“We’ve come to realize the alarmingly small percentage of female technicians working in independent bike distributor (IBD) service departments,” said Josh Borgmeyer, Trek Certified Service (TCS) education manager. “TCS saw a need for women’s-focused training as a way to provide a different learning environment than what’s typical in the service industry. Following completion of the course, these 11 women will play an integral part in making sure that every cyclist has a great product experience every time they ride.”
The Expert Technician course consists of six days of tuition at the new Trek Certified Service (TCS) training facility, including lectures by the TCS team and industry partners including SRAM, Shimano, RockShox, Bosch and Fox that cover subjects including mountain bike suspension and high-end road bike assembly, with hands-on instruction complementing the lectures and talks.
The Expert Technician role is historically a senior position. To qualify to attend the course, each of the 11 women had a minimum of three years’ experience in a high-performing service department, and ideally prior formal training. The course concludes with written and practical exams, and upon successful completion the participants will leave with an Expert Technician certification.
“This is a tremendous opportunity to bring more women into the service profession, and Trek is making a great effort to bring professionalism into our business,” said Troy Laffey, technical ambassador and course instructor for SRAM. “Service really is the future of our industry, and I’m excited for the opportunity to play a role in this course.”
Successful applicants had their course fees waived and were provided with a travel stipend Trek Bicycle
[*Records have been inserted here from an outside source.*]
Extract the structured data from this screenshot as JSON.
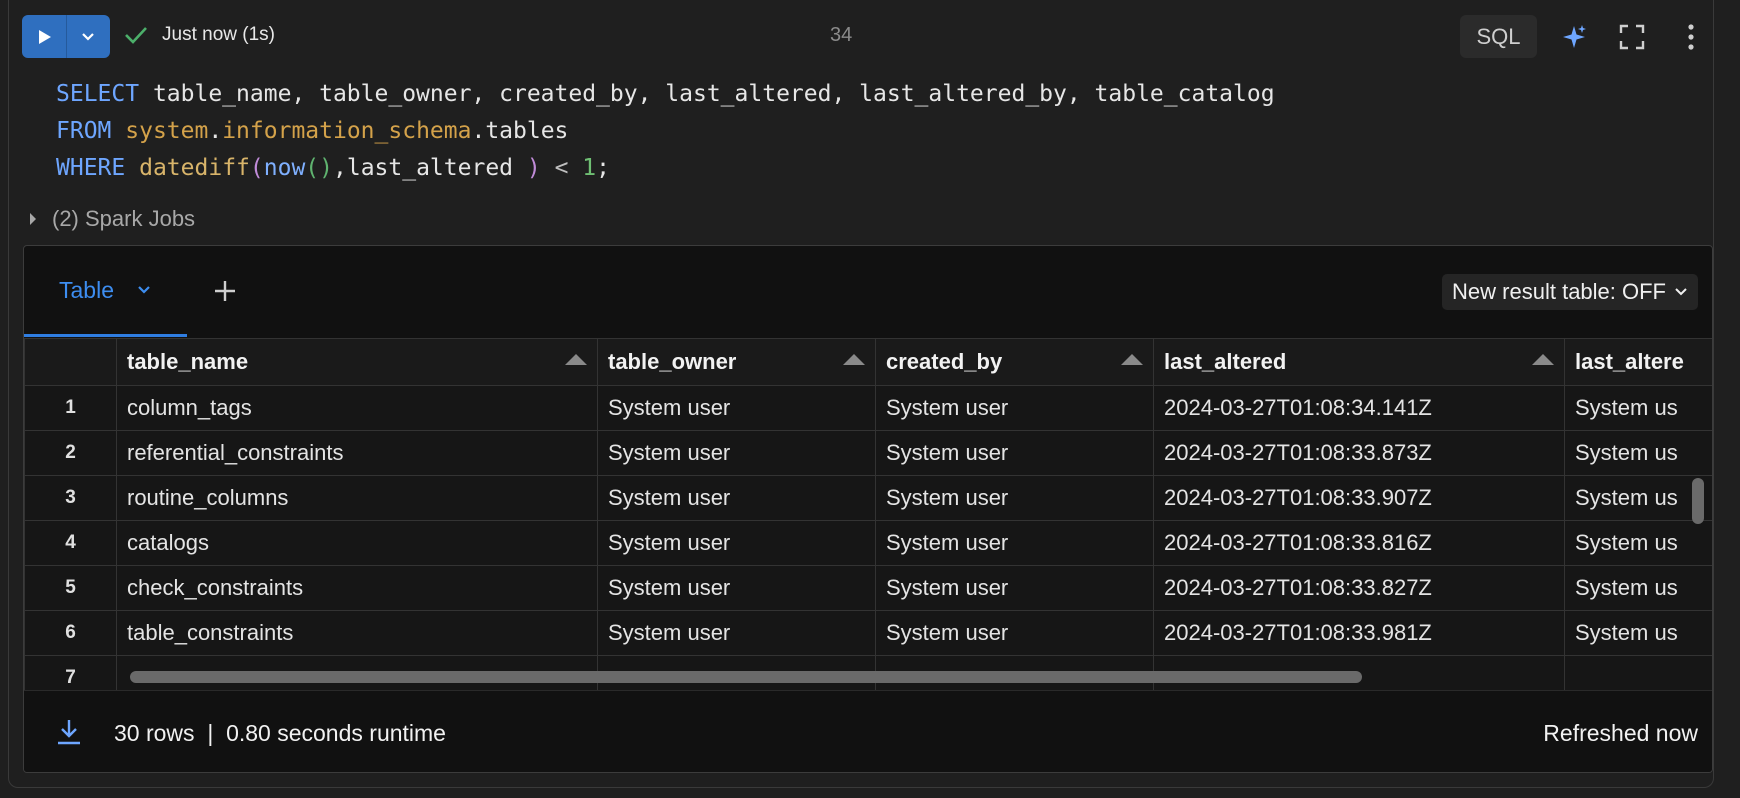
{
  "toolbar": {
    "status_text": "Just now (1s)",
    "line_count": "34",
    "language_label": "SQL"
  },
  "code": {
    "line1": {
      "kw": "SELECT",
      "rest": " table_name, table_owner, created_by, last_altered, last_altered_by, table_catalog"
    },
    "line2": {
      "kw": "FROM",
      "schema_a": "system",
      "dot1": ".",
      "schema_b": "information_schema",
      "dot2": ".",
      "table": "tables"
    },
    "line3": {
      "kw": "WHERE",
      "fn": "datediff",
      "p1": "(",
      "fn2": "now",
      "p2": "()",
      "rest": ",last_altered ",
      "p3": ")",
      "op": " < ",
      "num": "1",
      "semi": ";"
    }
  },
  "spark_jobs_label": "(2) Spark Jobs",
  "results": {
    "tab_label": "Table",
    "new_result_label": "New result table: OFF",
    "columns": [
      "table_name",
      "table_owner",
      "created_by",
      "last_altered",
      "last_altere"
    ],
    "rows": [
      {
        "n": "1",
        "table_name": "column_tags",
        "table_owner": "System user",
        "created_by": "System user",
        "last_altered": "2024-03-27T01:08:34.141Z",
        "last_altered_by": "System us"
      },
      {
        "n": "2",
        "table_name": "referential_constraints",
        "table_owner": "System user",
        "created_by": "System user",
        "last_altered": "2024-03-27T01:08:33.873Z",
        "last_altered_by": "System us"
      },
      {
        "n": "3",
        "table_name": "routine_columns",
        "table_owner": "System user",
        "created_by": "System user",
        "last_altered": "2024-03-27T01:08:33.907Z",
        "last_altered_by": "System us"
      },
      {
        "n": "4",
        "table_name": "catalogs",
        "table_owner": "System user",
        "created_by": "System user",
        "last_altered": "2024-03-27T01:08:33.816Z",
        "last_altered_by": "System us"
      },
      {
        "n": "5",
        "table_name": "check_constraints",
        "table_owner": "System user",
        "created_by": "System user",
        "last_altered": "2024-03-27T01:08:33.827Z",
        "last_altered_by": "System us"
      },
      {
        "n": "6",
        "table_name": "table_constraints",
        "table_owner": "System user",
        "created_by": "System user",
        "last_altered": "2024-03-27T01:08:33.981Z",
        "last_altered_by": "System us"
      },
      {
        "n": "7",
        "table_name": "",
        "table_owner": "",
        "created_by": "",
        "last_altered": "",
        "last_altered_by": ""
      }
    ],
    "footer_text": "30 rows  |  0.80 seconds runtime",
    "refreshed_text": "Refreshed now"
  },
  "colors": {
    "accent": "#2f7de1",
    "run_button": "#2f6fbf",
    "success": "#4caf6a",
    "background": "#1f1f1f",
    "grid_background": "#111111"
  },
  "icons": [
    "play-icon",
    "chevron-down-icon",
    "check-icon",
    "sparkle-icon",
    "expand-icon",
    "more-vertical-icon",
    "caret-right-icon",
    "plus-icon",
    "sort-icon",
    "download-icon"
  ]
}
This is the third course Trek has offered for female mechanics in 2016, the others being Assembly Technician with a focus on training up staff new to the role, and Repair Technician, covering the essential and most common maintenance and repair requirements faced by bike shop workshops on a regular basis.
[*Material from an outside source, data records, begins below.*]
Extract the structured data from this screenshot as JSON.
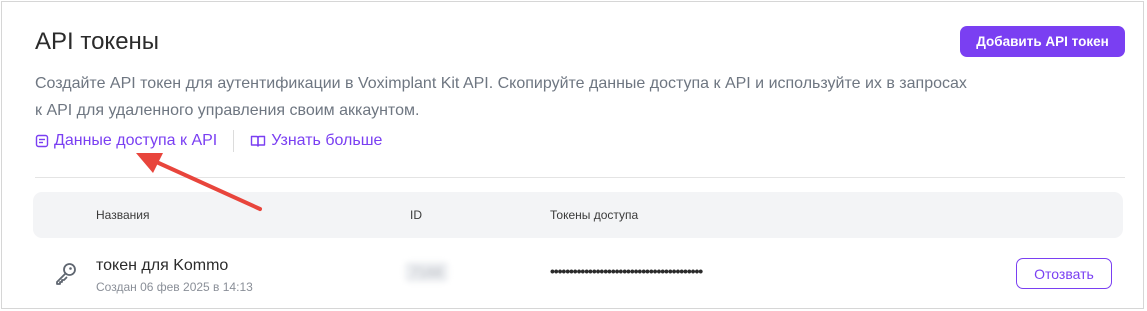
{
  "header": {
    "title": "API токены",
    "add_button_label": "Добавить API токен"
  },
  "description": "Создайте API токен для аутентификации в Voximplant Kit API. Скопируйте данные доступа к API и используйте их в запросах к API для удаленного управления своим аккаунтом.",
  "links": {
    "api_access": {
      "label": "Данные доступа к API",
      "icon": "document-icon"
    },
    "learn_more": {
      "label": "Узнать больше",
      "icon": "book-icon"
    }
  },
  "table": {
    "columns": {
      "name": "Названия",
      "id": "ID",
      "tokens": "Токены доступа"
    },
    "rows": [
      {
        "icon": "key-icon",
        "name": "токен для Kommo",
        "created": "Создан 06 фев 2025 в 14:13",
        "id": "7168",
        "token": "••••••••••••••••••••••••••••••••••••••••",
        "action_label": "Отозвать"
      }
    ]
  },
  "colors": {
    "accent": "#7a3ff2",
    "annotation_arrow": "#e8453c",
    "muted_text": "#6e7681",
    "header_bg": "#f3f4f6"
  }
}
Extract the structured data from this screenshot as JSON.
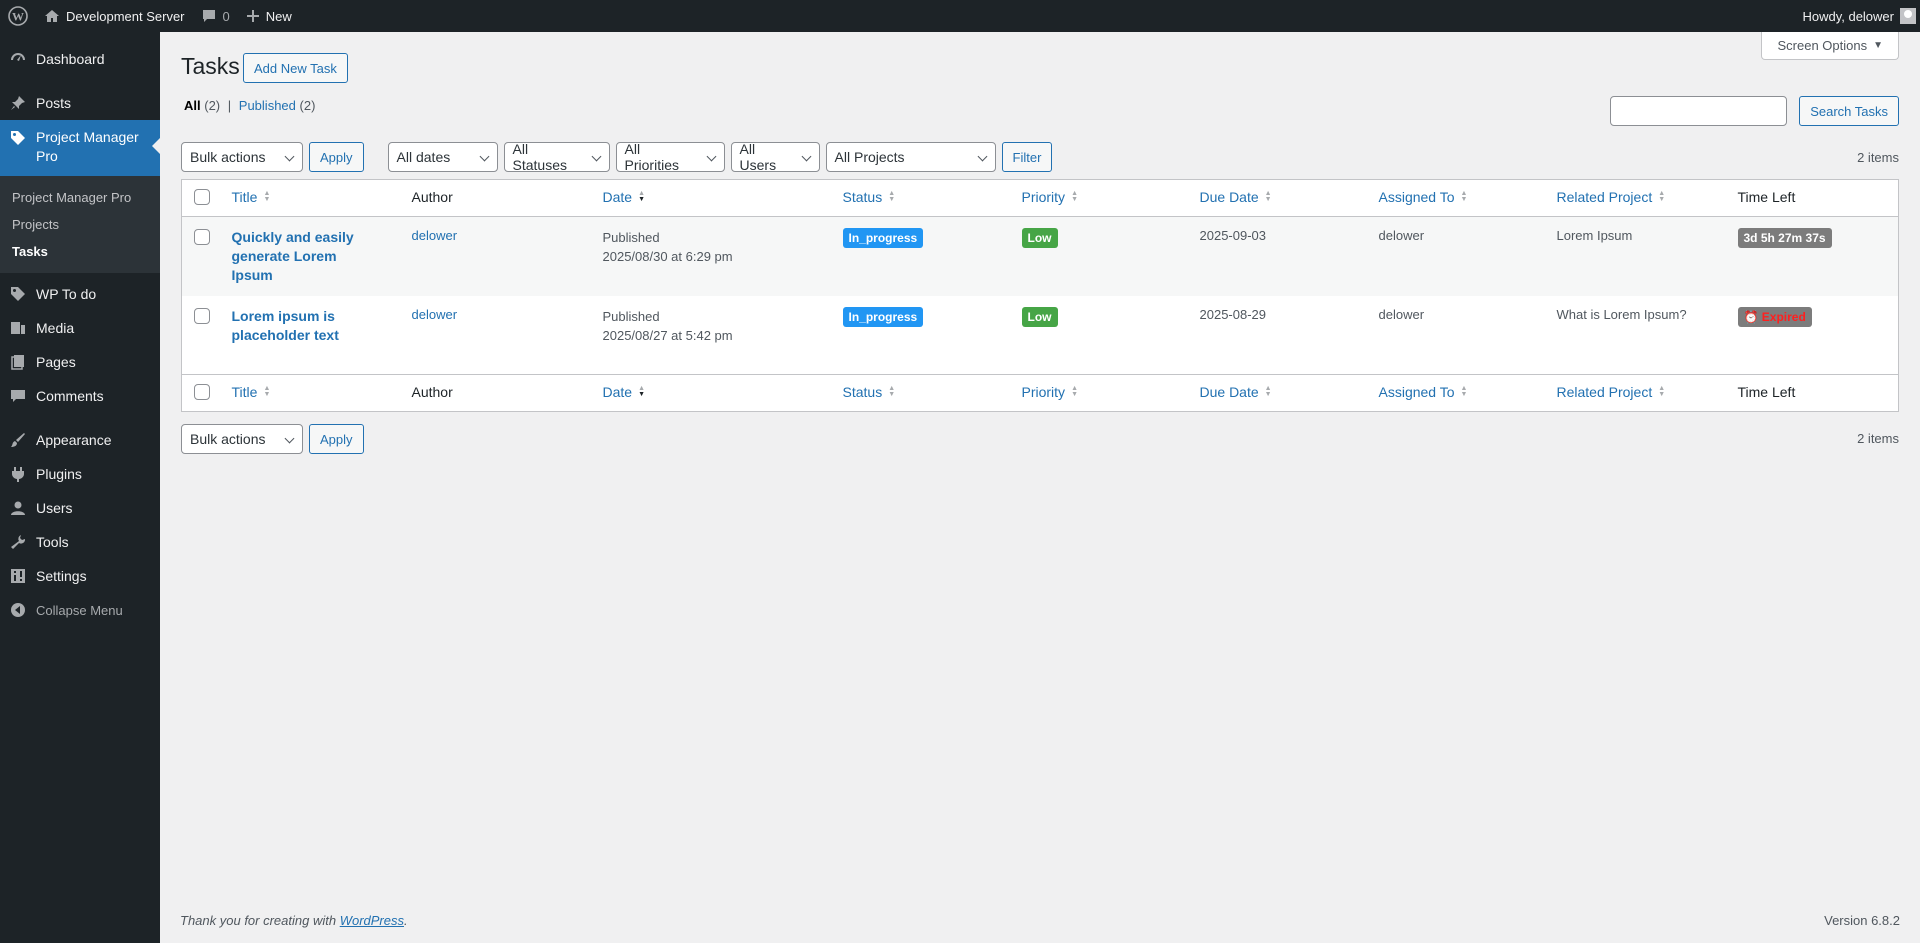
{
  "adminbar": {
    "site_name": "Development Server",
    "comments_count": "0",
    "new_label": "New",
    "howdy": "Howdy, delower"
  },
  "sidebar": {
    "items": [
      {
        "label": "Dashboard",
        "icon": "dashboard-icon"
      },
      {
        "label": "Posts",
        "icon": "pin-icon"
      },
      {
        "label": "Project Manager Pro",
        "icon": "tag-icon"
      },
      {
        "label": "WP To do",
        "icon": "tag-icon"
      },
      {
        "label": "Media",
        "icon": "media-icon"
      },
      {
        "label": "Pages",
        "icon": "pages-icon"
      },
      {
        "label": "Comments",
        "icon": "comment-icon"
      },
      {
        "label": "Appearance",
        "icon": "brush-icon"
      },
      {
        "label": "Plugins",
        "icon": "plugin-icon"
      },
      {
        "label": "Users",
        "icon": "users-icon"
      },
      {
        "label": "Tools",
        "icon": "wrench-icon"
      },
      {
        "label": "Settings",
        "icon": "settings-icon"
      },
      {
        "label": "Collapse Menu",
        "icon": "collapse-icon"
      }
    ],
    "submenu": [
      "Project Manager Pro",
      "Projects",
      "Tasks"
    ]
  },
  "header": {
    "screen_options": "Screen Options",
    "title": "Tasks",
    "add_new": "Add New Task"
  },
  "views": {
    "all_label": "All",
    "all_count": "(2)",
    "separator": "|",
    "published_label": "Published",
    "published_count": "(2)"
  },
  "search": {
    "button": "Search Tasks"
  },
  "filters": {
    "bulk_actions": "Bulk actions",
    "apply": "Apply",
    "dates": "All dates",
    "statuses": "All Statuses",
    "priorities": "All Priorities",
    "users": "All Users",
    "projects": "All Projects",
    "filter": "Filter",
    "items_count": "2 items"
  },
  "table": {
    "columns": [
      "Title",
      "Author",
      "Date",
      "Status",
      "Priority",
      "Due Date",
      "Assigned To",
      "Related Project",
      "Time Left"
    ],
    "rows": [
      {
        "title": "Quickly and easily generate Lorem Ipsum",
        "author": "delower",
        "date_status": "Published",
        "date": "2025/08/30 at 6:29 pm",
        "status": "In_progress",
        "priority": "Low",
        "due_date": "2025-09-03",
        "assigned_to": "delower",
        "related_project": "Lorem Ipsum",
        "time_left": "3d 5h 27m 37s"
      },
      {
        "title": "Lorem ipsum is placeholder text",
        "author": "delower",
        "date_status": "Published",
        "date": "2025/08/27 at 5:42 pm",
        "status": "In_progress",
        "priority": "Low",
        "due_date": "2025-08-29",
        "assigned_to": "delower",
        "related_project": "What is Lorem Ipsum?",
        "time_left": "Expired",
        "time_left_icon": "alarm-clock-icon"
      }
    ]
  },
  "footer": {
    "thanks_prefix": "Thank you for creating with",
    "wordpress_link": "WordPress",
    "thanks_suffix": ".",
    "version": "Version 6.8.2"
  },
  "colors": {
    "adminbar_bg": "#1d2327",
    "accent": "#2271b1",
    "status_in_progress": "#2196f3",
    "priority_low": "#46a546",
    "time_left_bg": "#7c7c7c",
    "expired_text": "#ff1f1f"
  }
}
Trek provided the course for free to successful applicants, along with a $400 travel stipend.
“We’ve seen an overwhelming response to these,” said Trek women’s marketing manager Emily Bremer, adding that Trek would likely run the programme again in 2017.
Other bike companies are supporting the development of women’s pro cycling and the growth in numbers of women participating in the sport, for example via the Bell JoyRide ambassador program and Canyon’s sponsorship of the Canyon//SRAM race team. While there are grass-roots level programs that are supporting women in the male-dominated maintenance environment, such as the London Bike Kitchen and the Bristol Bike Project in the UK, this is the first time to the best of our knowledge that a big brand has embarked upon such an endeavour.